DATA SUPPLIED:
==*==

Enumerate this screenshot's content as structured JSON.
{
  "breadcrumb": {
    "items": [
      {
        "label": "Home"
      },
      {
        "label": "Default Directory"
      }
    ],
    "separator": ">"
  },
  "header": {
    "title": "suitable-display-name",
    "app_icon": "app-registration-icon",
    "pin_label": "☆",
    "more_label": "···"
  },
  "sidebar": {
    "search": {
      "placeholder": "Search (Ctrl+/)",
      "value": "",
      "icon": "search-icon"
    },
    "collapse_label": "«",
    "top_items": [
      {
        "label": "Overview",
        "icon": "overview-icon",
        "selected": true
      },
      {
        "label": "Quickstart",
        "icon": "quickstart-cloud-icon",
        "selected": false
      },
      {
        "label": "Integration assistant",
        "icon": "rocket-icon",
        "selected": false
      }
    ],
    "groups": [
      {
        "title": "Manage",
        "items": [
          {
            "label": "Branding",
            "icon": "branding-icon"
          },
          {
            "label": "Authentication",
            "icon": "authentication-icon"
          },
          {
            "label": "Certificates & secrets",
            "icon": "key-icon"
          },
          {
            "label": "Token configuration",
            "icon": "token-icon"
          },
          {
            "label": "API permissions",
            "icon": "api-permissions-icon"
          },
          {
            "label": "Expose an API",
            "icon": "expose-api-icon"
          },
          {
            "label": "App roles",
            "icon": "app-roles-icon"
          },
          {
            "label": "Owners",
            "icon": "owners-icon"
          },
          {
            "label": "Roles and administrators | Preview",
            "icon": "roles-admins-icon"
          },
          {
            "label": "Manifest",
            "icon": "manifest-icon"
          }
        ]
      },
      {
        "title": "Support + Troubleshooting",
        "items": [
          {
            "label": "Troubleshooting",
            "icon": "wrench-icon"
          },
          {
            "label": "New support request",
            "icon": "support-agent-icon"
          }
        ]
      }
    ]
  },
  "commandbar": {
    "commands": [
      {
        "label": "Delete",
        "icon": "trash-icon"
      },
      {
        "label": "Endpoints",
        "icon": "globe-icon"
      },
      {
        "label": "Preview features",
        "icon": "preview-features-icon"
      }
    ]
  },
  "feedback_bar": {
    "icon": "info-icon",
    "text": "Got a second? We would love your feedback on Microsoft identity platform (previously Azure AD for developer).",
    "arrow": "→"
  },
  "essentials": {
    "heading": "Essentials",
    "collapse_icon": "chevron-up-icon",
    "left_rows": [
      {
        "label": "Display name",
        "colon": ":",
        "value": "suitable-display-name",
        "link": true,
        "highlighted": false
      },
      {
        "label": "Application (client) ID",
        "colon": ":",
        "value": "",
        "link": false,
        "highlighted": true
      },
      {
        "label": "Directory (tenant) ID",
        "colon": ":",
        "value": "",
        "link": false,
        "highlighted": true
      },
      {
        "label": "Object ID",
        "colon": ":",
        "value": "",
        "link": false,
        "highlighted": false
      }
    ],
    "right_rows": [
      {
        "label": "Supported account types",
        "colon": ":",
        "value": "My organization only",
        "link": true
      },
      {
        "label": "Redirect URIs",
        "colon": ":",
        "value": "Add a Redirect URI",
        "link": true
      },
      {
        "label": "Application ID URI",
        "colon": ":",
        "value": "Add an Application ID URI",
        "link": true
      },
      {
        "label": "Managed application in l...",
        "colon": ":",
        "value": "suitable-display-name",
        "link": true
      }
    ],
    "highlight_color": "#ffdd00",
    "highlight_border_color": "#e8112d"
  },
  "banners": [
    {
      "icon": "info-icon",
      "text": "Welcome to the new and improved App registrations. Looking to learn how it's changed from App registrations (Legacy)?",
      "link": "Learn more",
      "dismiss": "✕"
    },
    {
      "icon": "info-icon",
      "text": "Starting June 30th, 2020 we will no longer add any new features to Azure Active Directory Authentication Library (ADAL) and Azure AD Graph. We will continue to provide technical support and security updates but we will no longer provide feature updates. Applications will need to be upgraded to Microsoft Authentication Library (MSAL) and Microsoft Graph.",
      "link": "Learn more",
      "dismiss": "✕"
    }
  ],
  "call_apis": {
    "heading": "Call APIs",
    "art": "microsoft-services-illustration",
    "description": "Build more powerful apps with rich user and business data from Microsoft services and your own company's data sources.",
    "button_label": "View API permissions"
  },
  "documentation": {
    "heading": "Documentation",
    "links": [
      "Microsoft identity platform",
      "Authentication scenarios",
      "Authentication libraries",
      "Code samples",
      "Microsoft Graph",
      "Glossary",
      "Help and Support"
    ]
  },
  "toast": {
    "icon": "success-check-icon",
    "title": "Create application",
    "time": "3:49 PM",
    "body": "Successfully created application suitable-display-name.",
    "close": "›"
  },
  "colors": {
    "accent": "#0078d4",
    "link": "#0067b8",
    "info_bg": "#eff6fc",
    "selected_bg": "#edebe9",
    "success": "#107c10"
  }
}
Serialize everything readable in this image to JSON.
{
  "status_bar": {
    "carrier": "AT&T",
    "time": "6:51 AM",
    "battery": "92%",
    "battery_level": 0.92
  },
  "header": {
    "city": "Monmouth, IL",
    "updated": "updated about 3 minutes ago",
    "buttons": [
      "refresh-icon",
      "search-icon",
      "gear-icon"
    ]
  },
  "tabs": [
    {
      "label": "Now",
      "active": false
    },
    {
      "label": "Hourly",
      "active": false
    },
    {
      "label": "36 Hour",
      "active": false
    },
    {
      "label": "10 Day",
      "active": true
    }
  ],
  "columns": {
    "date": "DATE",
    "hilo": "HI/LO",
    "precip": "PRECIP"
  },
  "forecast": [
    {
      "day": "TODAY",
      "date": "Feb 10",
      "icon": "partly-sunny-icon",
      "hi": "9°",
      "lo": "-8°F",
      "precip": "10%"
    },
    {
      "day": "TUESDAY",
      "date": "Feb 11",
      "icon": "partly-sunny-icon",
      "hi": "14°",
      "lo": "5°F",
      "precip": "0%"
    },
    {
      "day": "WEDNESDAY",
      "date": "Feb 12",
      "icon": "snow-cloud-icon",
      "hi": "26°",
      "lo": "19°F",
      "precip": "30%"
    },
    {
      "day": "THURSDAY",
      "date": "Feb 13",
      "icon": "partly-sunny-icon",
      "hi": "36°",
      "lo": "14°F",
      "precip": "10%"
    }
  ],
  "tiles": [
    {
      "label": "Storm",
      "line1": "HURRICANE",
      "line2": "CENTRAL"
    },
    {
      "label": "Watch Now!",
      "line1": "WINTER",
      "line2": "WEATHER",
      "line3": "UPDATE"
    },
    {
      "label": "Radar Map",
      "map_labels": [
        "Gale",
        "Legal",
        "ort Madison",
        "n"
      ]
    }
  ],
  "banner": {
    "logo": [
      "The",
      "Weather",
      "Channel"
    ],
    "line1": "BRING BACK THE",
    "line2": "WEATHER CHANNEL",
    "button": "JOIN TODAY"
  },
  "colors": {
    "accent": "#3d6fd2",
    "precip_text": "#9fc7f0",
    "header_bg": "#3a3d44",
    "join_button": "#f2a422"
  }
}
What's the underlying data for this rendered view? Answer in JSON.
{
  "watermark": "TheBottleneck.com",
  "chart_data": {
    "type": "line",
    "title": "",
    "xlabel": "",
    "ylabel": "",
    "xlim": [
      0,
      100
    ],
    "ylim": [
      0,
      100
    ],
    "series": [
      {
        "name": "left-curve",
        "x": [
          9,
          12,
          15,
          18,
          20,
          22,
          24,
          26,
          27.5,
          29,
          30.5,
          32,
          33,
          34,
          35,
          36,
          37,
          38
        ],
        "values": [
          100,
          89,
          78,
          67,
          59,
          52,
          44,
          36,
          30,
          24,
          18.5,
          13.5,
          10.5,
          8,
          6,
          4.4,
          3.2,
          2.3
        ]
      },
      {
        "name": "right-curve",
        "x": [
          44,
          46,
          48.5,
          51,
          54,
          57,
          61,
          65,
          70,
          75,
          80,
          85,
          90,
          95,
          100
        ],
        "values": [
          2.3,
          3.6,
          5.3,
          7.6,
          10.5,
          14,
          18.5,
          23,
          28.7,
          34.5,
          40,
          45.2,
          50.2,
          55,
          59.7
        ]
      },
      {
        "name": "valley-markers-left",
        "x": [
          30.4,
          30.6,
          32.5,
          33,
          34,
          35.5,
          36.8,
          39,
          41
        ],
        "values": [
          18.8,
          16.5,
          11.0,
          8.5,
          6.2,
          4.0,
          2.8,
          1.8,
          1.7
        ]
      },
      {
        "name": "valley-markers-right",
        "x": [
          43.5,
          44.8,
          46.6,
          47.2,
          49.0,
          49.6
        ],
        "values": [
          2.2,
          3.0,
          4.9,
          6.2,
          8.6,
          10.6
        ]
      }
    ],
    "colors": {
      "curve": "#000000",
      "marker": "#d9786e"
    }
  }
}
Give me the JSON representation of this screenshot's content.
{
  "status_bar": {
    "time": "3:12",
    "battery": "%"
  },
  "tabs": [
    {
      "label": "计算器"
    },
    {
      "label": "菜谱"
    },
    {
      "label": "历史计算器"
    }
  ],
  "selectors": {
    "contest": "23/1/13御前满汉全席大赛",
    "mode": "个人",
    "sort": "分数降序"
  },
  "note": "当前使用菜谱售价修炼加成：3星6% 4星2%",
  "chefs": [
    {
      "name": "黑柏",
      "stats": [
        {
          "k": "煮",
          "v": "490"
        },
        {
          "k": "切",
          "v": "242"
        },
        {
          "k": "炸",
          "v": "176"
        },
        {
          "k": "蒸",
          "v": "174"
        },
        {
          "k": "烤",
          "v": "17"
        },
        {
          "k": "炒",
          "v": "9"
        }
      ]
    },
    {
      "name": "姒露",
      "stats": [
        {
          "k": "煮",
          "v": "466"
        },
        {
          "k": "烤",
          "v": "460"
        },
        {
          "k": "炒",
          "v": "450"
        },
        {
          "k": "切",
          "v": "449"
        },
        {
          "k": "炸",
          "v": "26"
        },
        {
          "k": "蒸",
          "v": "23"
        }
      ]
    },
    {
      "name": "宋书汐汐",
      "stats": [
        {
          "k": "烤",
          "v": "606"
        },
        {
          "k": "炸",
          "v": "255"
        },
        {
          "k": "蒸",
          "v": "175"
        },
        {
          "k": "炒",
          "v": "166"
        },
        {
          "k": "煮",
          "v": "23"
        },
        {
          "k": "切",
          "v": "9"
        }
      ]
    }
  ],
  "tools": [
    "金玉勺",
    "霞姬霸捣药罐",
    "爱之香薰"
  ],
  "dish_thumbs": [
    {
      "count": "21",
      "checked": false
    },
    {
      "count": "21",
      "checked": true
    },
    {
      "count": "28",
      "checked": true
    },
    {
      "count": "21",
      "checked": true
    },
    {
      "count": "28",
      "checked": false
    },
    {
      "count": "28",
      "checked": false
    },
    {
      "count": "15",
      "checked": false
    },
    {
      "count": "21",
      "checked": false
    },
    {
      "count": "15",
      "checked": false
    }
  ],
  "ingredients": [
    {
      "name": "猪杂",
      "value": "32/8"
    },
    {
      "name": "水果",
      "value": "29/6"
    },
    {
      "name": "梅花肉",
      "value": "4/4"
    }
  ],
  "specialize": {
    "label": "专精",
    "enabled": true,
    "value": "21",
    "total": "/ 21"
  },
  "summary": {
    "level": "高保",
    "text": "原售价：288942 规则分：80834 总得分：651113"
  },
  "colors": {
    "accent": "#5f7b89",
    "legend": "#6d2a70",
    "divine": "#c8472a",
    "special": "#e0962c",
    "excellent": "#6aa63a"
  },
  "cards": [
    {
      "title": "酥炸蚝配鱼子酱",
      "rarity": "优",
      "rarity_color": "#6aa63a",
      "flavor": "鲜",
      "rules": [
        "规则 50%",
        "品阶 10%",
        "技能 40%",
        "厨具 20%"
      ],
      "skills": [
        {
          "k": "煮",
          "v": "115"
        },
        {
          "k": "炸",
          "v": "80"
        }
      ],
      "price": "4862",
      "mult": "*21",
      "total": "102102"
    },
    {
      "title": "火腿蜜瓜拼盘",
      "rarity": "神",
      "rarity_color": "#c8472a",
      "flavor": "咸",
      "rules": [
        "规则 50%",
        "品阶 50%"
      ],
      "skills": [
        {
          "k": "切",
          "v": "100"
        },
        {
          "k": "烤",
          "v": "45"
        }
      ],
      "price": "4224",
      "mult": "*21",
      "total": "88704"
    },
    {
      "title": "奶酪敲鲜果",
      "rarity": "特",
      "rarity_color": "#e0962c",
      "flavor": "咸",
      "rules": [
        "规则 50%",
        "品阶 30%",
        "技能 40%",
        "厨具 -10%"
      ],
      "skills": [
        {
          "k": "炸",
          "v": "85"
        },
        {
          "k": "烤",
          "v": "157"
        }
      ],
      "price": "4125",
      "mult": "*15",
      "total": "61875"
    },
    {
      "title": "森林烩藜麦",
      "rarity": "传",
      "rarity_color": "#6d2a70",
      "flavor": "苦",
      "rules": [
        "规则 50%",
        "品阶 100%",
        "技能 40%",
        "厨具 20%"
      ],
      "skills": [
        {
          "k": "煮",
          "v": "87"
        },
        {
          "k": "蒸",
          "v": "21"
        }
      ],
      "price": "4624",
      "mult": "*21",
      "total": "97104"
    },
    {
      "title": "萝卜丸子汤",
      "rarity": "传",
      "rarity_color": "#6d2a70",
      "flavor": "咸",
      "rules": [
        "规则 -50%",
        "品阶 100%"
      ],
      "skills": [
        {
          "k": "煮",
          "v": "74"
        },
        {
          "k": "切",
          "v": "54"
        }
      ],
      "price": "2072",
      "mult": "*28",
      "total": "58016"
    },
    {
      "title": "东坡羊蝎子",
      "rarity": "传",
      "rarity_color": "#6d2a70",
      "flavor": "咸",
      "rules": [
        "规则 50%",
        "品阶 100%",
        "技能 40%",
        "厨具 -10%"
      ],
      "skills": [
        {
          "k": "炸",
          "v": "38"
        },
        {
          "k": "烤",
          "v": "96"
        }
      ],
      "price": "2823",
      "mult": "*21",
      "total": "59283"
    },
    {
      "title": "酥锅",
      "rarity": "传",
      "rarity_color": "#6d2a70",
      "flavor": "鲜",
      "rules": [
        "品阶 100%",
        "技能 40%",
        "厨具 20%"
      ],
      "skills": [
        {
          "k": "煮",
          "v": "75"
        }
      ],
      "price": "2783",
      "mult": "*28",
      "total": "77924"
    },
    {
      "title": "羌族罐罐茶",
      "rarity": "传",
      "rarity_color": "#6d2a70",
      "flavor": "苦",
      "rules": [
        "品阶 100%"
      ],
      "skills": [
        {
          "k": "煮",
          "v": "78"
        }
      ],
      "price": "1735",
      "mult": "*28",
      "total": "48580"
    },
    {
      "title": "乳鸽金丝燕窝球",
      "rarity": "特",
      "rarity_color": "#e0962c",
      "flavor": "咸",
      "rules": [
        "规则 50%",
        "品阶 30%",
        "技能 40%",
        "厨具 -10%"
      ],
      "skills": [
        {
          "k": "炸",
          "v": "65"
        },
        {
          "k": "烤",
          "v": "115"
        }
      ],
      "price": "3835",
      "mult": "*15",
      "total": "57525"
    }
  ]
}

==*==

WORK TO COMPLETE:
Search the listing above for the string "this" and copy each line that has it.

TASK RESULT:
Enumerate this screenshot's content as structured JSON.
Serialize everything readable in this image to JSON.
What's the underlying data for this rendered view? Answer in JSON.
Give me the JSON representation of this screenshot's content.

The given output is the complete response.